Editor's Note: Be sure to read today's interview with Dear Jon regarding the release of his book.
I realize that all my millions of fans have been so caught up in the release of my book, that it has completely slipped your minds to ask me my advice on how to cope with one of the great issues of 2008: The announcement by Brett Favre that he wants to return to the NFL.
So I am plugging the gap today, for two reasons: First, the circus that has grown around his antics is still in town, and second, I wanted to have an article to coincide with the big hype for my book on the Partial Observer.
Sports fans in general are following this story out of historical curiosity. It is fun to speculate on what Favre might accomplish if he comes back to football. But my interest in this development only reaches that far. In my opinion, which as you know I value highly, Favre has tainted his legacy and has now diminished the joy of football.
Favre has some astonishing achievements in his hall-of-fame career. However, I doubt that he is worth 12 million dollars to the Green Bay Packers this season, especially when the Packers now must consider life after Favre. I agree with the Packers management. They need to look forward. It was unfair for Favre to officially retire and then waffle. The Packers need to leverage decisions for their future.
The truth is, Brett Favre has not produced a Super Bowl victory since it was played in 1997. The truth is he has not played at All-Pro caliber since the following 1997 season. The truth is, and I know Packers fans globally will flame me for this and might even boycott my book, but I am going to say it anyway--I would rather have seen the pure pocket command and discipline of Troy Aikman or Tom Brady in the Packers huddle, and three or four super bowl championships.
My friends have heard me say such things right along. This is no betrayal of an earlier position or viewpoint.
Because I have not lived in Green Bay's primary television market, I have mostly gotten to watch Green Bay games that were nationally televised. In these games which tended to be against teams of caliber, I have watched a disproportionate share of Brett Favre's defeats, and a disproportionate number of uniquely dumb-headed plays that only Brett Favre was capable of making --such as shovel-passing directly into the chest of Bears linebacker Brian Urlacher. The years Favre spent handing off to Ahman Green were actually years of relief for me.
Favre is rightfully a legend. As a legend he could have retired at the top of his game after an excellent 2007 season. The time was right. I received as a gift a Brett Favre tribute, a coffee table book published by Sports Illustrated. I loved what he brought to the game, and I loved the idea that he would go out in style.
No one was pressuring him to retire. We would all have loved to have him back another year or maybe even two. But he chose to retire with a great season of memories behind him, and that was also good; it was a decision I felt I could trust Favre to make.
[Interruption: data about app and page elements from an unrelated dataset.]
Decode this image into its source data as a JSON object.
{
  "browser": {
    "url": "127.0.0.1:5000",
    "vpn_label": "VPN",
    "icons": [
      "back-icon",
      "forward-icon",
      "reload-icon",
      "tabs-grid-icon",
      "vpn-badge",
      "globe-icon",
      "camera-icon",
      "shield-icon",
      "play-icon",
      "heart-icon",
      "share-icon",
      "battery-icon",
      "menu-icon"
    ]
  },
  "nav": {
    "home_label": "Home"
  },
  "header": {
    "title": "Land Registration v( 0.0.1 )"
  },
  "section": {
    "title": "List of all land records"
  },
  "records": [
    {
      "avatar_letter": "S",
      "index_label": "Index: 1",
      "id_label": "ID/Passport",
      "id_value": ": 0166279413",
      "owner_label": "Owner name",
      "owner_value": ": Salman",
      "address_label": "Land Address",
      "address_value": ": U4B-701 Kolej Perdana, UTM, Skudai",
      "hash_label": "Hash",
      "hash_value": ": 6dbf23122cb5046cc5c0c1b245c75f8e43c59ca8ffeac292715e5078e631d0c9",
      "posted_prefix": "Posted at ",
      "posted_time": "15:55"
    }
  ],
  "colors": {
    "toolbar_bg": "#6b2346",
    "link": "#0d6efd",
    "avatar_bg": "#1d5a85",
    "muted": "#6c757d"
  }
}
What has happened now is not in good style or in good taste. This is an error in judgment. He is pushing his luck and he is exhausting America's enthusiasm for him. Being a media darling is great. Milking that is fine. Coming back for another bow after the audience has stopped clapping, begging for the spotlight after it has moved on to the next act, is embarrassing. Once the curiosity is over, fans of the NFL will have a bad taste in their mouths, and that is when Favre will begin to feel what is it like to be spit out.
The way to have milked the fame and affection, is to publish an autobiography. As it is, the human interest stories that made Brett Favre a hero and an icon, have become old news. Other men lose their fathers; other wives get sick and many are not so lucky; thousands of anonymous Americans have helped out those who suffered in Hurricane Katrina, including the family of Dear Jon. Those stories will not come into focus anymore. Instead, the story is becoming all about Brett Favre's ego and the shadow he is determined to cast over the Packers franchise, future, and the career of Aaron Rogers.
I've watched Favre's ego in action: for fifteen years I've watched Brett Favre forcing throws into misread coverage. Mr. Favre, in this broken play you should have eaten the ball and taken the loss and punted. I know you hate to do that. As it is, that duck that you hurled instead is fluttering into hostile coverage, and the ones to catch that ball and run with it won't be on your side.
For everyone else in Wisconsin; it's nothing personal. I happen to be a Packers fan more than a Brett Favre fan. I hope that warms you up enough to buy my book.